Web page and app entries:
────────────────
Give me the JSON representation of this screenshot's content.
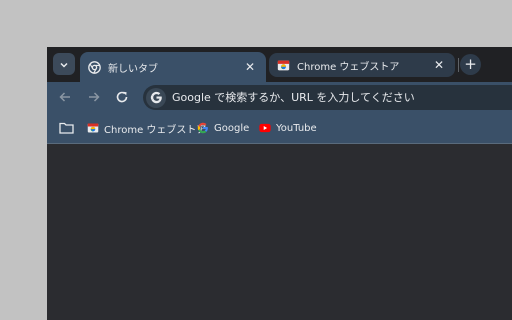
{
  "tabs": [
    {
      "title": "新しいタブ",
      "icon": "chrome-icon",
      "active": true
    },
    {
      "title": "Chrome ウェブストア",
      "icon": "webstore-icon",
      "active": false
    }
  ],
  "omnibox": {
    "placeholder": "Google で検索するか、URL を入力してください"
  },
  "bookmarks": [
    {
      "label": "Chrome ウェブストア",
      "icon": "webstore-icon"
    },
    {
      "label": "Google",
      "icon": "google-icon"
    },
    {
      "label": "YouTube",
      "icon": "youtube-icon"
    }
  ],
  "colors": {
    "frame": "#202124",
    "toolbar": "#3a5068",
    "content": "#2b2c30",
    "background": "#c2c2c2"
  }
}
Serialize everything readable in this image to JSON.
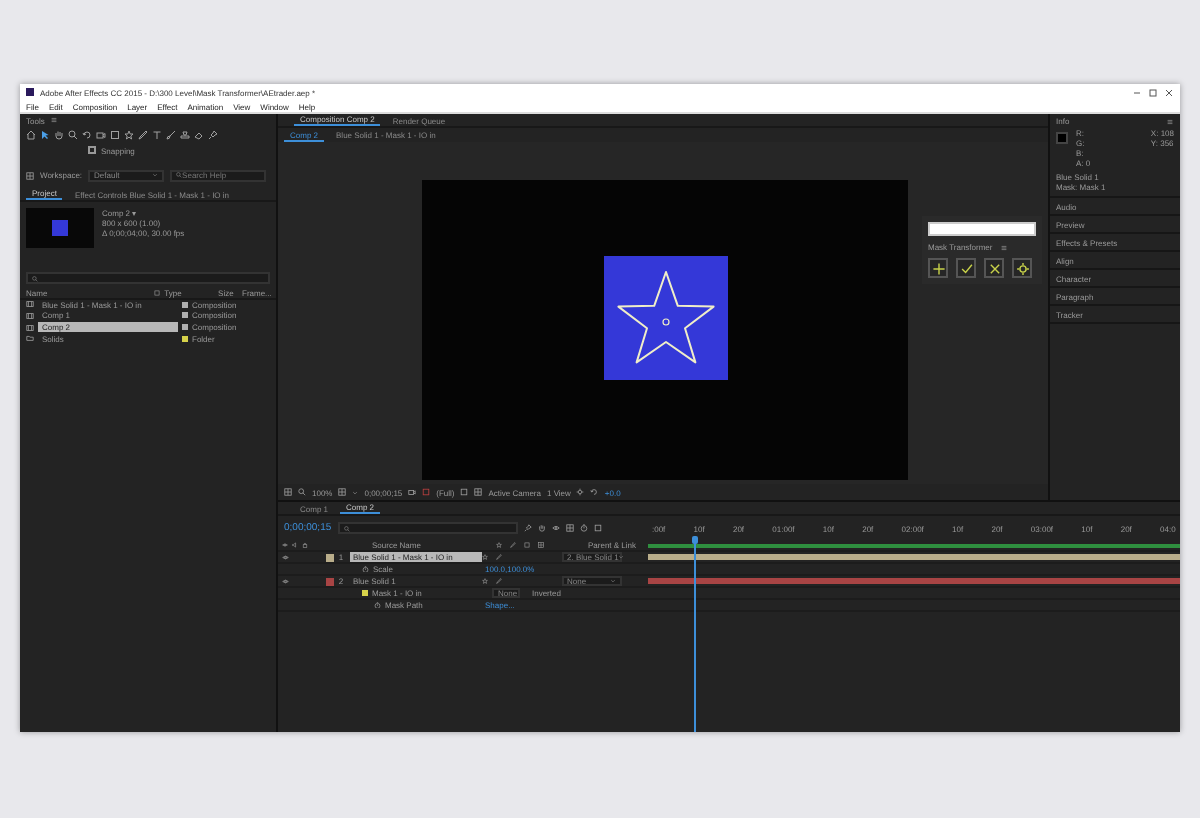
{
  "window": {
    "title": "Adobe After Effects CC 2015 - D:\\300 Level\\Mask Transformer\\AEtrader.aep *"
  },
  "menu": [
    "File",
    "Edit",
    "Composition",
    "Layer",
    "Effect",
    "Animation",
    "View",
    "Window",
    "Help"
  ],
  "tools": {
    "title": "Tools",
    "snapping": {
      "label": "Snapping",
      "checked": false
    }
  },
  "workspace": {
    "label": "Workspace:",
    "value": "Default",
    "search_placeholder": "Search Help"
  },
  "project": {
    "tabs": [
      {
        "label": "Project",
        "selected": true
      },
      {
        "label": "Effect Controls Blue Solid 1 - Mask 1 - IO in",
        "selected": false
      }
    ],
    "preview": {
      "name": "Comp 2 ▾",
      "lines": [
        "800 x 600 (1.00)",
        "Δ 0;00;04;00, 30.00 fps"
      ]
    },
    "columns": [
      "Name",
      "Type",
      "Size",
      "Frame..."
    ],
    "items": [
      {
        "name": "Blue Solid 1 - Mask 1 - IO in",
        "type": "Composition",
        "kind": "composition",
        "color": "#b0b0b0",
        "selected": false
      },
      {
        "name": "Comp 1",
        "type": "Composition",
        "kind": "composition",
        "color": "#b0b0b0",
        "selected": false
      },
      {
        "name": "Comp 2",
        "type": "Composition",
        "kind": "composition",
        "color": "#b0b0b0",
        "selected": true
      },
      {
        "name": "Solids",
        "type": "Folder",
        "kind": "folder",
        "color": "#d6d24a",
        "selected": false
      }
    ]
  },
  "composition": {
    "tabs": [
      {
        "label": "Composition Comp 2",
        "selected": true
      },
      {
        "label": "Render Queue",
        "selected": false
      }
    ],
    "subtabs": [
      {
        "label": "Comp 2",
        "selected": true
      },
      {
        "label": "Blue Solid 1 - Mask 1 - IO in",
        "selected": false
      }
    ],
    "toolbar": {
      "zoom": "100%",
      "time": "0;00;00;15",
      "resolution": "(Full)",
      "camera": "Active Camera",
      "views": "1 View",
      "exposure": "+0.0"
    }
  },
  "mask_transformer": {
    "title": "Mask Transformer"
  },
  "info": {
    "title": "Info",
    "channels": [
      "R:",
      "G:",
      "B:",
      "A: 0"
    ],
    "coords": [
      "X: 108",
      "Y: 356"
    ],
    "lines": [
      "Blue Solid 1",
      "Mask: Mask 1"
    ]
  },
  "panels": [
    "Audio",
    "Preview",
    "Effects & Presets",
    "Align",
    "Character",
    "Paragraph",
    "Tracker"
  ],
  "timeline": {
    "tabs": [
      {
        "label": "Comp 1",
        "selected": false
      },
      {
        "label": "Comp 2",
        "selected": true
      }
    ],
    "timecode": "0;00;00;15",
    "source_column": "Source Name",
    "parent_column": "Parent & Link",
    "ruler": [
      ":00f",
      "10f",
      "20f",
      "01:00f",
      "10f",
      "20f",
      "02:00f",
      "10f",
      "20f",
      "03:00f",
      "10f",
      "20f",
      "04:0"
    ],
    "playhead": {
      "level": 0.09
    },
    "layers": [
      {
        "kind": "layer",
        "number": "1",
        "name": "Blue Solid 1 - Mask 1 - IO in",
        "color": "#b9ad8a",
        "selected": true,
        "parent": "2. Blue Solid 1",
        "children": [
          {
            "kind": "property",
            "name": "Scale",
            "value": "100.0,100.0%"
          }
        ]
      },
      {
        "kind": "layer",
        "number": "2",
        "name": "Blue Solid 1",
        "color": "#a84444",
        "selected": false,
        "parent": "None",
        "children": [
          {
            "kind": "mask",
            "name": "Mask 1 - IO in",
            "color": "#d6d24a",
            "mode": "None",
            "extra": "Inverted",
            "children": [
              {
                "kind": "property",
                "name": "Mask Path",
                "value": "Shape..."
              }
            ]
          }
        ]
      }
    ]
  }
}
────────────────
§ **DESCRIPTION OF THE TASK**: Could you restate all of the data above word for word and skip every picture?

§ **SOLUTION TO THIS EXERCISE**:
Give me the JSON representation of this screenshot's content.
{
  "tabs": [
    {
      "title": "新しいタブ",
      "icon": "chrome-icon",
      "active": true
    },
    {
      "title": "Chrome ウェブストア",
      "icon": "webstore-icon",
      "active": false
    }
  ],
  "omnibox": {
    "placeholder": "Google で検索するか、URL を入力してください"
  },
  "bookmarks": [
    {
      "label": "Chrome ウェブストア",
      "icon": "webstore-icon"
    },
    {
      "label": "Google",
      "icon": "google-icon"
    },
    {
      "label": "YouTube",
      "icon": "youtube-icon"
    }
  ],
  "colors": {
    "frame": "#202124",
    "toolbar": "#3a5068",
    "content": "#2b2c30",
    "background": "#c2c2c2"
  }
}
Serialize everything readable in this image to JSON.
{
  "window": {
    "title": "Adobe After Effects CC 2015 - D:\\300 Level\\Mask Transformer\\AEtrader.aep *"
  },
  "menu": [
    "File",
    "Edit",
    "Composition",
    "Layer",
    "Effect",
    "Animation",
    "View",
    "Window",
    "Help"
  ],
  "tools": {
    "title": "Tools",
    "snapping": {
      "label": "Snapping",
      "checked": false
    }
  },
  "workspace": {
    "label": "Workspace:",
    "value": "Default",
    "search_placeholder": "Search Help"
  },
  "project": {
    "tabs": [
      {
        "label": "Project",
        "selected": true
      },
      {
        "label": "Effect Controls Blue Solid 1 - Mask 1 - IO in",
        "selected": false
      }
    ],
    "preview": {
      "name": "Comp 2 ▾",
      "lines": [
        "800 x 600 (1.00)",
        "Δ 0;00;04;00, 30.00 fps"
      ]
    },
    "columns": [
      "Name",
      "Type",
      "Size",
      "Frame..."
    ],
    "items": [
      {
        "name": "Blue Solid 1 - Mask 1 - IO in",
        "type": "Composition",
        "kind": "composition",
        "color": "#b0b0b0",
        "selected": false
      },
      {
        "name": "Comp 1",
        "type": "Composition",
        "kind": "composition",
        "color": "#b0b0b0",
        "selected": false
      },
      {
        "name": "Comp 2",
        "type": "Composition",
        "kind": "composition",
        "color": "#b0b0b0",
        "selected": true
      },
      {
        "name": "Solids",
        "type": "Folder",
        "kind": "folder",
        "color": "#d6d24a",
        "selected": false
      }
    ]
  },
  "composition": {
    "tabs": [
      {
        "label": "Composition Comp 2",
        "selected": true
      },
      {
        "label": "Render Queue",
        "selected": false
      }
    ],
    "subtabs": [
      {
        "label": "Comp 2",
        "selected": true
      },
      {
        "label": "Blue Solid 1 - Mask 1 - IO in",
        "selected": false
      }
    ],
    "toolbar": {
      "zoom": "100%",
      "time": "0;00;00;15",
      "resolution": "(Full)",
      "camera": "Active Camera",
      "views": "1 View",
      "exposure": "+0.0"
    }
  },
  "mask_transformer": {
    "title": "Mask Transformer"
  },
  "info": {
    "title": "Info",
    "channels": [
      "R:",
      "G:",
      "B:",
      "A: 0"
    ],
    "coords": [
      "X: 108",
      "Y: 356"
    ],
    "lines": [
      "Blue Solid 1",
      "Mask: Mask 1"
    ]
  },
  "panels": [
    "Audio",
    "Preview",
    "Effects & Presets",
    "Align",
    "Character",
    "Paragraph",
    "Tracker"
  ],
  "timeline": {
    "tabs": [
      {
        "label": "Comp 1",
        "selected": false
      },
      {
        "label": "Comp 2",
        "selected": true
      }
    ],
    "timecode": "0;00;00;15",
    "source_column": "Source Name",
    "parent_column": "Parent & Link",
    "ruler": [
      ":00f",
      "10f",
      "20f",
      "01:00f",
      "10f",
      "20f",
      "02:00f",
      "10f",
      "20f",
      "03:00f",
      "10f",
      "20f",
      "04:0"
    ],
    "playhead": {
      "level": 0.09
    },
    "layers": [
      {
        "kind": "layer",
        "number": "1",
        "name": "Blue Solid 1 - Mask 1 - IO in",
        "color": "#b9ad8a",
        "selected": true,
        "parent": "2. Blue Solid 1",
        "children": [
          {
            "kind": "property",
            "name": "Scale",
            "value": "100.0,100.0%"
          }
        ]
      },
      {
        "kind": "layer",
        "number": "2",
        "name": "Blue Solid 1",
        "color": "#a84444",
        "selected": false,
        "parent": "None",
        "children": [
          {
            "kind": "mask",
            "name": "Mask 1 - IO in",
            "color": "#d6d24a",
            "mode": "None",
            "extra": "Inverted",
            "children": [
              {
                "kind": "property",
                "name": "Mask Path",
                "value": "Shape..."
              }
            ]
          }
        ]
      }
    ]
  }
}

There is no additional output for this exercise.